Are Scotland and England better together or apart? Nina dos Santos explores the long relationship ahead of Scotland's vote for independence.
August 11, 2014 -- Updated 1416 GMT (2216 HKT)
Turkey's Recep Tayyip Erdogan has made history as the country's first directly elected president but his ambitious economic plans could be scuttled by the region's volatile geopolitics.
August 7, 2014 -- Updated 1016 GMT (1816 HKT)
Turkey's economy, fattened with foreign investment during its boom-times, has stalled amid warnings its model is unsustainable.

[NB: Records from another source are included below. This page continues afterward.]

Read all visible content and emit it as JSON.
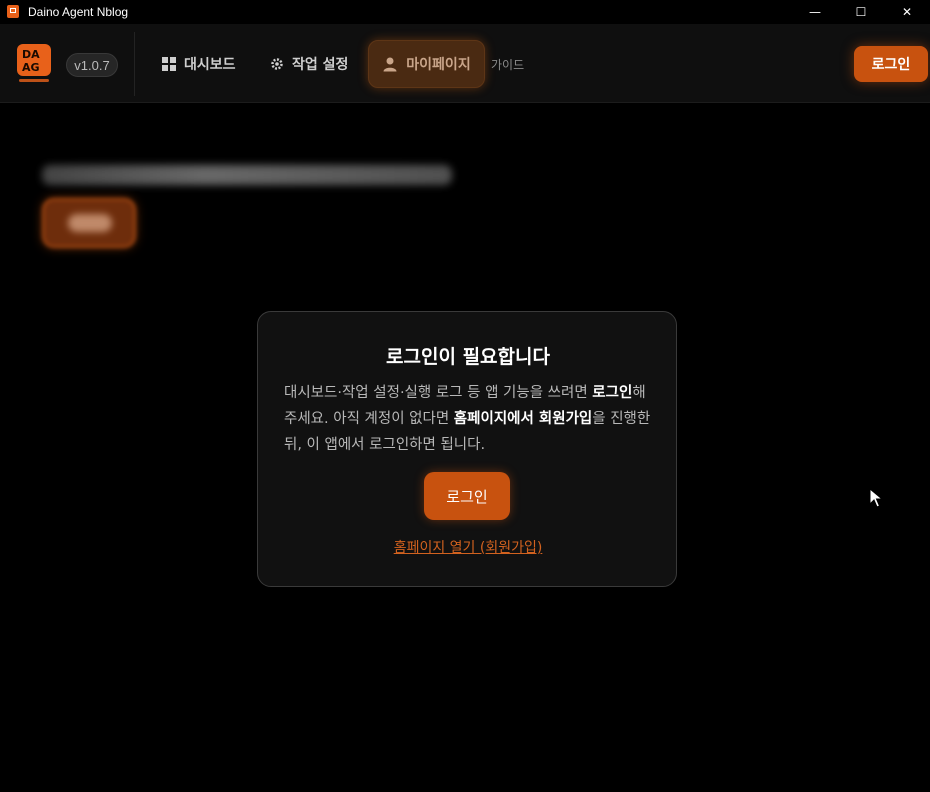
{
  "window": {
    "title": "Daino Agent Nblog",
    "minimize_glyph": "—",
    "maximize_glyph": "☐",
    "close_glyph": "✕"
  },
  "header": {
    "version": "v1.0.7",
    "nav": {
      "dashboard": "대시보드",
      "settings": "작업 설정",
      "mypage": "마이페이지",
      "guide": "가이드"
    },
    "login_label": "로그인"
  },
  "modal": {
    "title": "로그인이 필요합니다",
    "desc_1": "대시보드·작업 설정·실행 로그 등 앱 기능을 쓰려면 ",
    "desc_bold_1": "로그인",
    "desc_2": "해 주세요. 아직 계정이 없다면 ",
    "desc_bold_2": "홈페이지에서 회원가입",
    "desc_3": "을 진행한 뒤, 이 앱에서 로그인하면 됩니다.",
    "login_label": "로그인",
    "homepage_link": "홈페이지 열기 (회원가입)"
  },
  "icons": {
    "app": "app-logo-icon",
    "dashboard": "grid-icon",
    "settings": "gear-icon",
    "mypage": "user-icon"
  },
  "colors": {
    "accent": "#c8520f",
    "link": "#d2621f",
    "modal_bg": "#111111"
  }
}
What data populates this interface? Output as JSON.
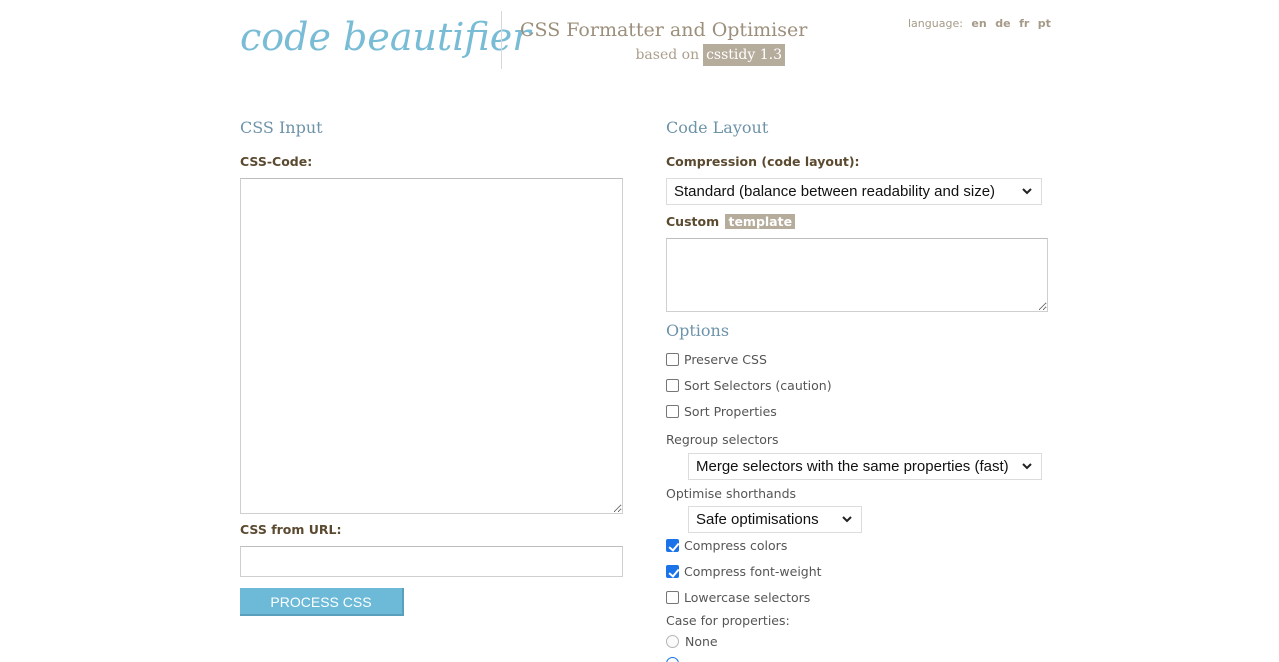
{
  "header": {
    "logo": "code beautifier",
    "subtitle": "CSS Formatter and Optimiser",
    "based_on": "based on",
    "engine_badge": "csstidy 1.3",
    "language_label": "language:",
    "languages": [
      "en",
      "de",
      "fr",
      "pt"
    ]
  },
  "input_section": {
    "title": "CSS Input",
    "code_label": "CSS-Code:",
    "code_value": "",
    "url_label": "CSS from URL:",
    "url_value": "",
    "process_button": "PROCESS CSS"
  },
  "layout_section": {
    "title": "Code Layout",
    "compression_label": "Compression (code layout):",
    "compression_selected": "Standard (balance between readability and size)",
    "custom_label": "Custom",
    "template_badge": "template",
    "template_value": ""
  },
  "options_section": {
    "title": "Options",
    "checkboxes": [
      {
        "label": "Preserve CSS",
        "checked": false
      },
      {
        "label": "Sort Selectors (caution)",
        "checked": false
      },
      {
        "label": "Sort Properties",
        "checked": false
      }
    ],
    "regroup_label": "Regroup selectors",
    "regroup_selected": "Merge selectors with the same properties (fast)",
    "shorthands_label": "Optimise shorthands",
    "shorthands_selected": "Safe optimisations",
    "checkboxes2": [
      {
        "label": "Compress colors",
        "checked": true
      },
      {
        "label": "Compress font-weight",
        "checked": true
      },
      {
        "label": "Lowercase selectors",
        "checked": false
      }
    ],
    "case_label": "Case for properties:",
    "case_options": [
      {
        "label": "None",
        "checked": false
      }
    ]
  }
}
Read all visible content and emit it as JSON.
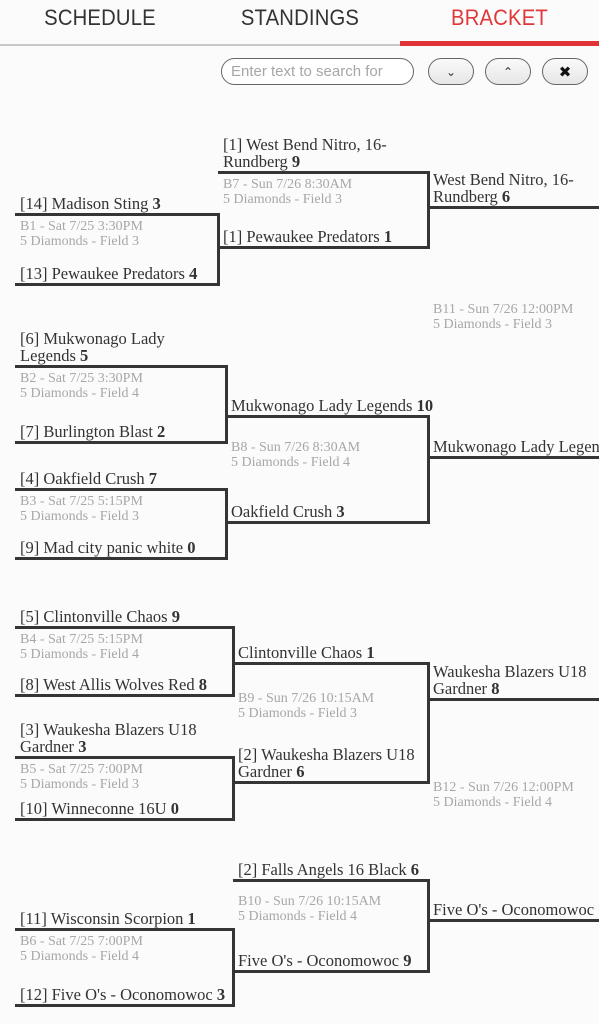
{
  "tabs": [
    {
      "label": "SCHEDULE",
      "active": false
    },
    {
      "label": "STANDINGS",
      "active": false
    },
    {
      "label": "BRACKET",
      "active": true
    }
  ],
  "accent_color": "#df3337",
  "search": {
    "placeholder": "Enter text to search for",
    "value": "",
    "next_icon": "chevron-down-icon",
    "prev_icon": "chevron-up-icon",
    "close_icon": "close-icon"
  },
  "icons": {
    "down": "⌄",
    "up": "⌃",
    "close": "✖"
  },
  "bracket": {
    "round1": [
      {
        "game": "B1",
        "meta_line1": "B1 - Sat 7/25 3:30PM",
        "meta_line2": "5 Diamonds - Field 3",
        "top": {
          "name_line1": "[14] Madison Sting",
          "name_line2": "",
          "score": "3"
        },
        "bottom": {
          "name_line1": "[13] Pewaukee Predators",
          "name_line2": "",
          "score": "4"
        }
      },
      {
        "game": "B2",
        "meta_line1": "B2 - Sat 7/25 3:30PM",
        "meta_line2": "5 Diamonds - Field 4",
        "top": {
          "name_line1": "[6] Mukwonago Lady",
          "name_line2": "Legends",
          "score": "5"
        },
        "bottom": {
          "name_line1": "[7] Burlington Blast",
          "name_line2": "",
          "score": "2"
        }
      },
      {
        "game": "B3",
        "meta_line1": "B3 - Sat 7/25 5:15PM",
        "meta_line2": "5 Diamonds - Field 3",
        "top": {
          "name_line1": "[4] Oakfield Crush",
          "name_line2": "",
          "score": "7"
        },
        "bottom": {
          "name_line1": "[9] Mad city panic white",
          "name_line2": "",
          "score": "0"
        }
      },
      {
        "game": "B4",
        "meta_line1": "B4 - Sat 7/25 5:15PM",
        "meta_line2": "5 Diamonds - Field 4",
        "top": {
          "name_line1": "[5] Clintonville Chaos",
          "name_line2": "",
          "score": "9"
        },
        "bottom": {
          "name_line1": "[8] West Allis Wolves Red",
          "name_line2": "",
          "score": "8"
        }
      },
      {
        "game": "B5",
        "meta_line1": "B5 - Sat 7/25 7:00PM",
        "meta_line2": "5 Diamonds - Field 3",
        "top": {
          "name_line1": "[3] Waukesha Blazers U18",
          "name_line2": "Gardner",
          "score": "3"
        },
        "bottom": {
          "name_line1": "[10] Winneconne 16U",
          "name_line2": "",
          "score": "0"
        }
      },
      {
        "game": "B6",
        "meta_line1": "B6 - Sat 7/25 7:00PM",
        "meta_line2": "5 Diamonds - Field 4",
        "top": {
          "name_line1": "[11] Wisconsin Scorpion",
          "name_line2": "",
          "score": "1"
        },
        "bottom": {
          "name_line1": "[12] Five O's - Oconomowoc",
          "name_line2": "",
          "score": "3"
        }
      }
    ],
    "round2": [
      {
        "game": "B7",
        "meta_line1": "B7 - Sun 7/26 8:30AM",
        "meta_line2": "5 Diamonds - Field 3",
        "top": {
          "name_line1": "[1] West Bend Nitro, 16-",
          "name_line2": "Rundberg",
          "score": "9"
        },
        "bottom": {
          "name_line1": "[1] Pewaukee Predators",
          "name_line2": "",
          "score": "1"
        }
      },
      {
        "game": "B8",
        "meta_line1": "B8 - Sun 7/26 8:30AM",
        "meta_line2": "5 Diamonds - Field 4",
        "top": {
          "name_line1": "Mukwonago Lady Legends",
          "name_line2": "",
          "score": "10"
        },
        "bottom": {
          "name_line1": "Oakfield Crush",
          "name_line2": "",
          "score": "3"
        }
      },
      {
        "game": "B9",
        "meta_line1": "B9 - Sun 7/26 10:15AM",
        "meta_line2": "5 Diamonds - Field 3",
        "top": {
          "name_line1": "Clintonville Chaos",
          "name_line2": "",
          "score": "1"
        },
        "bottom": {
          "name_line1": "[2] Waukesha Blazers U18",
          "name_line2": "Gardner",
          "score": "6"
        }
      },
      {
        "game": "B10",
        "meta_line1": "B10 - Sun 7/26 10:15AM",
        "meta_line2": "5 Diamonds - Field 4",
        "top": {
          "name_line1": "[2] Falls Angels 16 Black",
          "name_line2": "",
          "score": "6"
        },
        "bottom": {
          "name_line1": "Five O's - Oconomowoc",
          "name_line2": "",
          "score": "9"
        }
      }
    ],
    "round3": [
      {
        "game": "B11",
        "meta_line1": "B11 - Sun 7/26 12:00PM",
        "meta_line2": "5 Diamonds - Field 3",
        "top": {
          "name_line1": "West Bend Nitro, 16-",
          "name_line2": "Rundberg",
          "score": "6"
        },
        "bottom": {
          "name_line1": "Mukwonago Lady Legends",
          "name_line2": "",
          "score": ""
        }
      },
      {
        "game": "B12",
        "meta_line1": "B12 - Sun 7/26 12:00PM",
        "meta_line2": "5 Diamonds - Field 4",
        "top": {
          "name_line1": "Waukesha Blazers U18",
          "name_line2": "Gardner",
          "score": "8"
        },
        "bottom": {
          "name_line1": "Five O's - Oconomowoc",
          "name_line2": "",
          "score": ""
        }
      }
    ]
  }
}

July 31, 2014 -- Updated 1631 GMT (0031 HKT)
The West has slapped stringent sanctions on Russia in response to the downing of Malaysia Airlines Flight 17. But is it still doing trade with Russia in weapons?
July 17, 2014 -- Updated 1100 GMT (1900 HKT)
Forget the new black. This is the real black. You can't see it, or figure out its shape, it's the darkest material in the world.
July 16, 2014 -- Updated 1602 GMT (0002 HKT)
Jibo robot is designed to be an organizer, educator and assist family members. CNN's Maggie Lake met him and says she was impressed with his skills.
July 16, 2014 -- Updated 1634 GMT (0034 HKT)
With cyberattacks on the rise and here to stay, it's a modern-day challenge for everyone to get smarter about preventing them.
July 15, 2014 -- Updated 2044 GMT (0444 HKT)
Britain will launch the world's first spaceport outside the U.S., with first space tourists blasting off from the UK as early as 2018.
July 10, 2014 -- Updated 1044 GMT (1844 HKT)
Imagine a skyscraper that cleans the air. You won't have to wait long -- two will soon be built in China.
June 27, 2014 -- Updated 1527 GMT (2327 HKT)
Who will lead the fractured European Union for the next five years? The question has caused weeks of bickering in already fractured EU.
June 18, 2014 -- Updated 1222 GMT (2022 HKT)
Sandwiched in between Iraq and Syria, Jordan's destiny seems to be one of a constant struggle for survival. John Defterios explains.
June 16, 2014 -- Updated 1314 GMT (2114 HKT)
The gas standoff between Russia and Ukraine could have a knock-on effect on Europe. Explore this map to find out why is the EU nervous.
ADVERTISEMENT